There he is in the center of the picture. Of course, the actor has changed over the years.
Basically, no one recognized Mito Komon, so as he traveled about the countryside, he learned what was happening in the lives of ordinary folk, and of course (because it's television) corrected the evils he discovered with the aid of his cast of accompanying retainers, and then moved on. Each week a different situation, but he always takes care of it. You can count on Mito Komon to stand up for his subjects.
Here's the official website to give you a flavor of the program. In a society like modern-day Japan where life can be tough, working hours are long and pay low, burdened by a complex and sometimes heartless bureaucracy, the program has obvious appeal. Hey—sounds like Hawaii, doesn't it?
"Lingle Komon" doesn't quite click. But imagine for the moment that our distant governor dresses up like an ordinary citizen, maybe puts on a wig, shades, and a big hat, and goes wandering with her bodyguards (maybe even with a discreet film crew) around her domain. This would be good for her to do, especially if she turns it into a TV program, if she is contemplating running for higher office. It worked for Reagan and Schwarzenegger, it could also be her path to success. Especially if she chooses the right wig.

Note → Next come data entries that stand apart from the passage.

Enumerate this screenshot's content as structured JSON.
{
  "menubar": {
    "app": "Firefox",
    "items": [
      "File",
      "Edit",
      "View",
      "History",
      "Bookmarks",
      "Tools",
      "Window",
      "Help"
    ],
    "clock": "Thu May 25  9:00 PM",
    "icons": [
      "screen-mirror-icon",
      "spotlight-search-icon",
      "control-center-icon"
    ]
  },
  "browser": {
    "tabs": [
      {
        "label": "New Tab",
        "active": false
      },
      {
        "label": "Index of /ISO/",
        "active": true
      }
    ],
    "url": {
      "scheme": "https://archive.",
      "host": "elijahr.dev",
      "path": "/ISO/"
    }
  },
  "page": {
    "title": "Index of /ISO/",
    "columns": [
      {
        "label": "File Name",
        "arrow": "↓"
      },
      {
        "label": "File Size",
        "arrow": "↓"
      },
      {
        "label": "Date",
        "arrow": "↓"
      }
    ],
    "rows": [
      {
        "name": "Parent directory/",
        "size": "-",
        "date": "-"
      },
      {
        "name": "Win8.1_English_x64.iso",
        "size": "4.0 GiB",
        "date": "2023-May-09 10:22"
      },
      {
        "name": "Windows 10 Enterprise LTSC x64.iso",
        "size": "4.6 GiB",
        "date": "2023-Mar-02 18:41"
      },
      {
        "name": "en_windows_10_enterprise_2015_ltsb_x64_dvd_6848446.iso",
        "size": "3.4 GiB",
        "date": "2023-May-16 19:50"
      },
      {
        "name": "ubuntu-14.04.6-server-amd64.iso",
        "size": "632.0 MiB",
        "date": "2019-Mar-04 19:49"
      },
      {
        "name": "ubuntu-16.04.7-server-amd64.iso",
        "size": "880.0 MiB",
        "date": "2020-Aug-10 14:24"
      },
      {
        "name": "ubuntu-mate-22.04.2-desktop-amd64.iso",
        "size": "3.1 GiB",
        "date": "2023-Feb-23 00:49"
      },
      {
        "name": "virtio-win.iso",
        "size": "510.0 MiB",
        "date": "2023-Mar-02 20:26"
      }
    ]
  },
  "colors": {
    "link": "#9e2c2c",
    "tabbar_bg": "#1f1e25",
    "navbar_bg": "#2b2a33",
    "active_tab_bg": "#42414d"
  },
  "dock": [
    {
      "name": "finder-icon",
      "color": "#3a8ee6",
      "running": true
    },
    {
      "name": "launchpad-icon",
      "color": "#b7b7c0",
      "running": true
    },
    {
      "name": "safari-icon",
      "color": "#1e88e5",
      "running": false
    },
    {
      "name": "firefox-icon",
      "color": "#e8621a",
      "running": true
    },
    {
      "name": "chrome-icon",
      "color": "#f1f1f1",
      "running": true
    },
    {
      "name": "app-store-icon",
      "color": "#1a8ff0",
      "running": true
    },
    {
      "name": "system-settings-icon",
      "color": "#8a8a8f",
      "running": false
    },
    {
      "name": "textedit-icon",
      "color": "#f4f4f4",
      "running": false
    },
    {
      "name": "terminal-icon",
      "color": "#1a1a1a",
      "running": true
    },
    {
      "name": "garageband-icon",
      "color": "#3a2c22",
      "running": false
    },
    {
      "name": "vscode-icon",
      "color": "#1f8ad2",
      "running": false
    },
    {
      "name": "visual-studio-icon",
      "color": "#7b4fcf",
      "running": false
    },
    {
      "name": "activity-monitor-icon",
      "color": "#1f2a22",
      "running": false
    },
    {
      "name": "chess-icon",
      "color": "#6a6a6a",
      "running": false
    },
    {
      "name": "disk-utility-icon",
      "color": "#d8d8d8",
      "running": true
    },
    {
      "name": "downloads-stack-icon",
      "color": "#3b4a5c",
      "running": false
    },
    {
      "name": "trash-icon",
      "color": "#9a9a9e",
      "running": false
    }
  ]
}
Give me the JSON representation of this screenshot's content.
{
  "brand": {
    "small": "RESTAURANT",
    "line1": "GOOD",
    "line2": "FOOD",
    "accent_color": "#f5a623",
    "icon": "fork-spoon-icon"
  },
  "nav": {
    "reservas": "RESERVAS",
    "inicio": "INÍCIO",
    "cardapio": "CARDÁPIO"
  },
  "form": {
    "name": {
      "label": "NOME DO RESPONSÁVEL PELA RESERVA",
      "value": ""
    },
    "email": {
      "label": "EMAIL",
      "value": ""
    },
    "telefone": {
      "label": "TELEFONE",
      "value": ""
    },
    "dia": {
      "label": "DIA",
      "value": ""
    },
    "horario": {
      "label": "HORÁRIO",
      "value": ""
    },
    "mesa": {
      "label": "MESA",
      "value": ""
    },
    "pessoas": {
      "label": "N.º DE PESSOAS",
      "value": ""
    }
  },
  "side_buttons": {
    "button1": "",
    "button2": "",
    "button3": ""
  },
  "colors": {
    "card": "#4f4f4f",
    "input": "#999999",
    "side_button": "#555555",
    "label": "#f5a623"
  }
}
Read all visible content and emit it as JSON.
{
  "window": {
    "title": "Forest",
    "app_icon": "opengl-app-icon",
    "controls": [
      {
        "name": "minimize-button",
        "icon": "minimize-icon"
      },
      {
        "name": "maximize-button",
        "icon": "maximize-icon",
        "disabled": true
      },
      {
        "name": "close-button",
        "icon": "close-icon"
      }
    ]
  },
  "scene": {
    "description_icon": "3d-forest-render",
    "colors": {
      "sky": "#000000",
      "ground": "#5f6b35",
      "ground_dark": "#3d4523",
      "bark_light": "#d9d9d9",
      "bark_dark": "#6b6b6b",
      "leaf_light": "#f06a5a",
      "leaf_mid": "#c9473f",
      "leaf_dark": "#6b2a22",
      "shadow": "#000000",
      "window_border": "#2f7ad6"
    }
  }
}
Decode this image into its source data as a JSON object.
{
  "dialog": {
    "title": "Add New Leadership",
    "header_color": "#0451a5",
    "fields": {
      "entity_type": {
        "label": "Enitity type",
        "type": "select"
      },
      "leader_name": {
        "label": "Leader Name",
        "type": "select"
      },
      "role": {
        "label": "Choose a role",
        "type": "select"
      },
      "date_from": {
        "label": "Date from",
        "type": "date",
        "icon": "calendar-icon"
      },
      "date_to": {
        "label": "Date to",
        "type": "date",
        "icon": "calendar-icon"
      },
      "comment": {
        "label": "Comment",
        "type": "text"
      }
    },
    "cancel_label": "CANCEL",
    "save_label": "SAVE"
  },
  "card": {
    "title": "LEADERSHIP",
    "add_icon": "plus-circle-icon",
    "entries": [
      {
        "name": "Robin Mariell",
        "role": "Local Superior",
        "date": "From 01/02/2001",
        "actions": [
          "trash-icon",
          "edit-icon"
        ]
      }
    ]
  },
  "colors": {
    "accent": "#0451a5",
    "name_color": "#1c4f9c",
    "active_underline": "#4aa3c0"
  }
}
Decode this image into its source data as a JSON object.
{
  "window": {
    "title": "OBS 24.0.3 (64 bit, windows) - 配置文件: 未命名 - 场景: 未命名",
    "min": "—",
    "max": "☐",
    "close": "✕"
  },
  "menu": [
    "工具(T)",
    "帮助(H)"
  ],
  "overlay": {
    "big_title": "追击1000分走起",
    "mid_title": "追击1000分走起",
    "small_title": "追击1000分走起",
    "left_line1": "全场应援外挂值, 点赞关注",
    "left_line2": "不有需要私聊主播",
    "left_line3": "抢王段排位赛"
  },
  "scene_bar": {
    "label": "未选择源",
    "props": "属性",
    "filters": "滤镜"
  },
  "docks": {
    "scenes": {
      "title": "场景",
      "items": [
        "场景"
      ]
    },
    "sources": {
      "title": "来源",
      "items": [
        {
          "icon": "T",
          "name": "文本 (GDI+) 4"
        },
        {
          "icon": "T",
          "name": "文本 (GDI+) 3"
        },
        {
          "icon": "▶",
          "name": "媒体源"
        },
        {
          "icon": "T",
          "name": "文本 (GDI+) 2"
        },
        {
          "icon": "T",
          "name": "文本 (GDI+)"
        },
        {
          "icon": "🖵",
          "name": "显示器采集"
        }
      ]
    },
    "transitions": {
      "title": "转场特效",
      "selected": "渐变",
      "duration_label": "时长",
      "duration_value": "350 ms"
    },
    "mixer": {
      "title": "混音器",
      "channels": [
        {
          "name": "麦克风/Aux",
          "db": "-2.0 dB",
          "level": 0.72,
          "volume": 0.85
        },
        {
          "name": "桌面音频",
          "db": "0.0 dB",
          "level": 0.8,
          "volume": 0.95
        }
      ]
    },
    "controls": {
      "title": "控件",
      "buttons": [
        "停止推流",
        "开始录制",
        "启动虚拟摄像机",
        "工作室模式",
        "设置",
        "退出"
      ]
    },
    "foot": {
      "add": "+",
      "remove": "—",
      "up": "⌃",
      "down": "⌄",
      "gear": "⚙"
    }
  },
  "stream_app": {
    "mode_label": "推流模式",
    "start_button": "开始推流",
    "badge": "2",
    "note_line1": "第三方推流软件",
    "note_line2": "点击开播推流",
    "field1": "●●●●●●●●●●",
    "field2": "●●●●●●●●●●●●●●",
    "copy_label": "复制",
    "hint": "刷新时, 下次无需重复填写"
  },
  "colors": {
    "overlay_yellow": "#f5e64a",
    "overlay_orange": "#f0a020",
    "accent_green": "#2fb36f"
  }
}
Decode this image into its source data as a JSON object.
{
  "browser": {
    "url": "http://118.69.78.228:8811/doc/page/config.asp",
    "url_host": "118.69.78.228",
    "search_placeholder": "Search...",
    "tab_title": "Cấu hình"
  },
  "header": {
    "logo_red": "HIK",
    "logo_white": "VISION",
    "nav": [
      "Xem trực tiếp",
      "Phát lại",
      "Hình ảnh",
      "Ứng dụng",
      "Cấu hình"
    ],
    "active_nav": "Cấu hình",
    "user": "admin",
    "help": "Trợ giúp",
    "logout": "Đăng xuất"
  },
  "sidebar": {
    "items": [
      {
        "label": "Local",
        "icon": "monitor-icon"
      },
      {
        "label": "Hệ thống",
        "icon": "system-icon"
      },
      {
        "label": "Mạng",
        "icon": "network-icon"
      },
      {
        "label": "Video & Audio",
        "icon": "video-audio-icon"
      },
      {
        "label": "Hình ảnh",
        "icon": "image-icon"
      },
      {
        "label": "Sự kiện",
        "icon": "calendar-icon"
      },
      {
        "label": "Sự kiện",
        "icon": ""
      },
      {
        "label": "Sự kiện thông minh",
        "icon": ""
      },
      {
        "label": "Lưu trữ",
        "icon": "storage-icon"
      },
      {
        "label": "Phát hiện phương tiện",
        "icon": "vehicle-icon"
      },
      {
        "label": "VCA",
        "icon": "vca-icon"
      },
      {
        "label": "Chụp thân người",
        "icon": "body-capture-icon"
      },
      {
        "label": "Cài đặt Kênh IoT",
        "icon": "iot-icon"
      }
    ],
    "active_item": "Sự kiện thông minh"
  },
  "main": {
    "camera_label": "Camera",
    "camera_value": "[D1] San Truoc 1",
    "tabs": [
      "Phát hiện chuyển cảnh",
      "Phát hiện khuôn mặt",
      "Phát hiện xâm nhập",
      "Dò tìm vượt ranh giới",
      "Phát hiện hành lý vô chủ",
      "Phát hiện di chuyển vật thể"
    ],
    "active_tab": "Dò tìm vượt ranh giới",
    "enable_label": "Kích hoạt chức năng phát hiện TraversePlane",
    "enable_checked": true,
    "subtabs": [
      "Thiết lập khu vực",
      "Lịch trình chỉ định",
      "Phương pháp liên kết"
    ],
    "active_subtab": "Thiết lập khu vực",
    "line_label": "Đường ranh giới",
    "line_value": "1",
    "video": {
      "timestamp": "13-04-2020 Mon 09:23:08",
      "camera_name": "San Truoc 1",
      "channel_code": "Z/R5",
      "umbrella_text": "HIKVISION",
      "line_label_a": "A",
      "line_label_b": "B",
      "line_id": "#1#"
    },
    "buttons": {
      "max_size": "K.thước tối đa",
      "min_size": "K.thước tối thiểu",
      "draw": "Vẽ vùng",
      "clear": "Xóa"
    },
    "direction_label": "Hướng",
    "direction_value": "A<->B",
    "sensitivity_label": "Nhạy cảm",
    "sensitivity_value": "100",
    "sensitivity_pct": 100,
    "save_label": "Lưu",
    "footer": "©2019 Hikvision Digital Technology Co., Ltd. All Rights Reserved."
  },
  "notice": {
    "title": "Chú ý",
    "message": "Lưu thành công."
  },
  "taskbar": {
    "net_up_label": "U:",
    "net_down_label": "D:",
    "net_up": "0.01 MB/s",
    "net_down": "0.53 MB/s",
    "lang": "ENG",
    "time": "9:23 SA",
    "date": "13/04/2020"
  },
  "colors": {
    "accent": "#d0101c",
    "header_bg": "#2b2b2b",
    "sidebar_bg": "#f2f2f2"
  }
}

She could certainly take a ride on the Superferry for a first-hand experience, whatever that would be. On the other end she could speak with protestors and perhaps gain an understanding of their position (she'd have to restrain herself on seeing the "Impeach Lingle" signs, but she's made of strong, impervious stuff) (good attributes also to survive her Superferry trip, according to reports).
But why stop there. Lingle could try crossing Vineyard Boulevard at Nuuanu Ave., deftly weaving between cars blocking the crosswalk or ducking those turning illegally in front of her, and visit the Safeway. She could buy a few containers of milk or orange juice, then experience carrying them back across one of the state's most dangerous intersections. Then, like Mito Komon, she would be sure to release the $3 million for pedestrian safety improvements that she is withholding.
If she survived the ordeal, of course. Some don't.
Imagine that she visited the working homeless on the beaches. Perhaps then we'd have an affordable housing plan, perhaps even real rent control, to keep Hawaii from continuing on this slide into poverty.
Maybe she could stop at the condo across the street and speak with some seniors who live on fixed incomes. She'd learn what it is like to try to pay rent, buy food and medicines on a fixed income. Perhaps then she'd direct Lillian Koller, head of the Department of Human Services, to negotiate with drug companies for the rebates that the law requires as part of the Rx Plus program, another law which she (Lingle) is defying.
Ok, the theme music has ended, she's back at her office, the wig comes off.
How different Hawaii would be if we had a governor curious about Hawaii's problems and in tune with its people.
Ok, I was dreaming.
Larry, your Linda Komon plot is so close to MBWA. Management by walking around practiced by Bill and Dave founders of Hewlett Packard. It worked very well. Sadly, they are both gone now but left a legacy that current management has reinstated. Providing employees with useful training and tools, counting the accountable, demonstrating superb leadership, while respecting contributions would go a long way to repair some of the damage state agencies are responsible for.
Thanks for mentioning that. I didn't know about Hewlett and Packard although I heard about MBWA. I somehow thought it was a Japanese invention, because we studied that concept in Japan and practiced it. For example, I spent several hours each week visiting the parts of our joint venture company. No wig, though. But living in Japan put me in a separate world, so I was missing this information. Thank you!